- The Nintendo model: Spend a fortune developing a lean and inexpensive flu shot that people will go nuts trying to get, then fail to produce enough to satisfy demand. Keep doing this for two years.
- The RIAA/MPAA model: Ignore influenza for a few years, then go nuts and quarantine %.05 of those infected in hopes that the rest of the population will get the idea and stay healthy. Then watch the influenza spread and grow immune to anything you might try in the future.
- The Marvel Comics model: Hire the best researchers you can find and let them go nuts producing vaccines to anything they want. The catch is, the medicine only works when a patient takes every variation every week, or the patient won't know what exactly is being cured and may even suspect that new problems are being created as a result of the treatment.
- The EA Games model: Buy mass quantities of existing vaccine, combine with water to a fine ratio, and annually sell it back with an updated label. Keep talking about the need for new vaccines.
- The Apple model: Make a great vaccine with the ability to make people healthier and more productive, then sit and scratch your head at why the population doesn't flock to you en masse. Then remember that you forgot to include the ability to play solitaire in the basic design, and so the flu and other viruses will proliferate unchecked.
- The PBS model: Focus on treating the very young and very old. Though this is laudable, the massive and unaccounted for age group in between are the only ones who can pay for the vaccine.
- The Secondary Education model: Rely on the widely-held belief that the lengthy and expensive treatment process can only be beneficial and that anyone would be better for it. Stick to this story despite a pattern of diminishing returns in the most recent generation.
Sunday, December 30, 2007
Edinburgh, Scotland is an absurdly beautiful city in which you are never more than two hundred feet from equally epic history, coffee, and beer. I spent a week wandering the streets with various combinations of my brother, his girlfriend, and my parents.
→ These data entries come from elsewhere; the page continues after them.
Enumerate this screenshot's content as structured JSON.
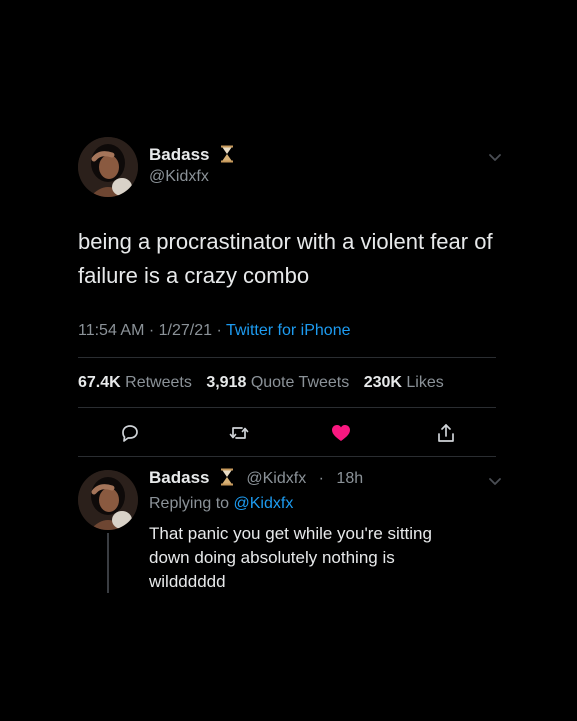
{
  "tweet": {
    "author": {
      "name": "Badass",
      "handle": "@Kidxfx",
      "badge_icon": "hourglass-icon"
    },
    "text": "being a procrastinator with a violent fear of failure is a crazy combo",
    "time": "11:54 AM",
    "date": "1/27/21",
    "separator": "·",
    "source": "Twitter for iPhone",
    "stats": {
      "retweets_count": "67.4K",
      "retweets_label": "Retweets",
      "quotes_count": "3,918",
      "quotes_label": "Quote Tweets",
      "likes_count": "230K",
      "likes_label": "Likes"
    },
    "actions": [
      "reply-icon",
      "retweet-icon",
      "like-icon",
      "share-icon"
    ],
    "liked": true
  },
  "reply": {
    "author": {
      "name": "Badass",
      "handle": "@Kidxfx",
      "badge_icon": "hourglass-icon"
    },
    "separator": "·",
    "age": "18h",
    "replying_label": "Replying to",
    "replying_to": "@Kidxfx",
    "text": "That panic you get while you're sitting\ndown doing absolutely nothing is\nwildddddd"
  },
  "colors": {
    "background": "#000000",
    "text": "#e7e9ea",
    "muted": "#8b9298",
    "link": "#1d9bf0",
    "like": "#f91880",
    "divider": "#2a2d31"
  }
}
The former two are currently legal residents, and she was good enough to secure me a place to stay in the room of one of her flatmates who had vacated for the week.
This was taken at around 3:00 in the afternoon. During the winter it gets dark very early, and I don't think I ever got used to it.
What's left of the Abbey at the Palace. The rest of the Palace was much nicer, despite a similar history of ransacking by various angry mobs.
Frankenstein. Seriously, a bar named and lavishly decorated like Frankenstein's Monster, complete with a body on a stretcher suspended above the main area with lights and sound effects every now and then. And of course Guinness.
I don't know much about it, but there's a place called Cafe Numedia. Like "new-media," get it? It was finally my turn to ask "What is Numedia?"
The Brass Monkey is a great bar with a whole room covered with a giant lounging cushion and little tables where they show movies in the afternoon. Words don't do it justice. This was the first place I tried Tennents- a popular local beer that was a bit light for my taste.
Tuesday, October 02, 2007
"He's a really good guy." (no we haven't, and no, not with a ten-foot pole, sister)
"He's tall." (he's a gangly fellow, but he can carry a larger armload of stuff than most)
"A really good listener." (finally you have someone to whine to when I'm busy with my own married life)
"Independent." (the long hair and beard make him look like a roadie)
"A lifelong academic spirit." (he still won't finish his master's degree)
"An impressive and diverse array of hobbies." (boxes and boxes of nerdy crap that he'll never part with)
"A music lover." (loud nihilistic bands you'd rather not ever have to hear and alternative radio hits from when you were in middle school)
"He's very practical." (he thinks his guitar amp works as an end table, and he's cheap, too)
"He values lifelong friendships." (he'd rather hang out with his obnoxious buddies watching cartoons- pass the chips)
"You'll really like him!" (you'd better settle now, or you'll be paying your kid's college out of your retirement money)